Let’s say the sites don’t have such a motive. They’re just trying to spread the wealth of information to the best of their ability. Information of any kind, even inaccurate information is in a sense valuable to all fans. The reality is, anything ever posted is as good as the truth. That is until there is dispute, discrepancy is discussed, and corrections are re-posted. But the damage has already been done, that twinkle of truth has already gained belief in the minds of fans. The new corrected information then fights for it’s title as the truth. The battles usually ends where the new, more accurate information gains a good amount of fan support. But even then, if the “new” truth doesn’t fit a fan’s bias, its value can be diminished–despite that fan accepting it as the truth.
With that said, rumor dispelling sites present information to enlighten fans. But who are these sites really targeting? Let’s use the example that it’s a site that wants to clear up rumors about Homin. The traffic of fans going there are firstly going to be fans of Homin, who then might pass on the site to others and it’ll reach the fandom as a whole. The site may have wanted to reach anti-fans and prove to them the actual truth. However, the site manages to mostly preach to the choir. After visiting the site both sides believe even more that they are right: the Homin fans see evidence even clearer now and the non-homin fans see how false the evidence is, even more spurred by anger at such a site for existing. Both sides walk away, nothing has changed them and perhaps they are standing even further apart than they were before.

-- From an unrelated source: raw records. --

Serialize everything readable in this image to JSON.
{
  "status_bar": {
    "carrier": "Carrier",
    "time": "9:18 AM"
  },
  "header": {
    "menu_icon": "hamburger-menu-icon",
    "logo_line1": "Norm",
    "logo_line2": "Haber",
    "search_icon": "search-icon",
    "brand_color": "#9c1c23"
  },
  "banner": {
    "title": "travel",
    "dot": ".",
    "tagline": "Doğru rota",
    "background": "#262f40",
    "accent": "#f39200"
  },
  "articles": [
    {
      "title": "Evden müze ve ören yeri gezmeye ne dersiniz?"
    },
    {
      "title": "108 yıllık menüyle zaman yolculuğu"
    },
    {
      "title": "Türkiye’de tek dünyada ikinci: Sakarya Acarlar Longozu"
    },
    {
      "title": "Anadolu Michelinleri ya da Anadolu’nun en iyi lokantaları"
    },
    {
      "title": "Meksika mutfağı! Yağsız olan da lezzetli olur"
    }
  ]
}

These sites may not reach their target audience (anti-fans) but they do revitalize fervor for the side they do support. The revitalization results with comments from fans stating how thankful they are for the evidence that reaffirms their beliefs. But here is where comments from fans interfere (or perhaps even fulfill) what the site had intended.
Let’s use a JYJ site as the example this time. Some fans will feel the need to use the information at the site as justification for why they can’t support Homin—instead of justification for why they support JYJ. The tragic reasoning here will lead to comments about how they don’t understand why other fans still support Homin. In return, Homin fans will barely be able to absorb what they read at the site. They’ll instead focus on defending Homin and defending why they support Homin. More discussion ensues, spiraling away from whatever rumor or proof was presented in the first place. The extreme JYJ fans will read the defensive comments as deliberate ignorance of information that obviously make supporting JYJ the right thing to do. The fans supporting Homin will read comments as aggressive sabotaging of Homin and their fans. All sides no longer even discussing the information but instead getting at the deeper rift of fandom as a whole.
Perhaps that was the point of the site all along. Or perhaps the site really did want to just share objective information for the fans to decide themselves. However, the latter is near impossible when the site is purely dedicated to one side. Being dedicated to only one side doesn’t mean information posted necessarily bashes the other side but the site doesn’t need to do that, fan comments will do it.
I wonder if we can ever go back to a fandom where fans aren’t preoccupied with dissuading other fans.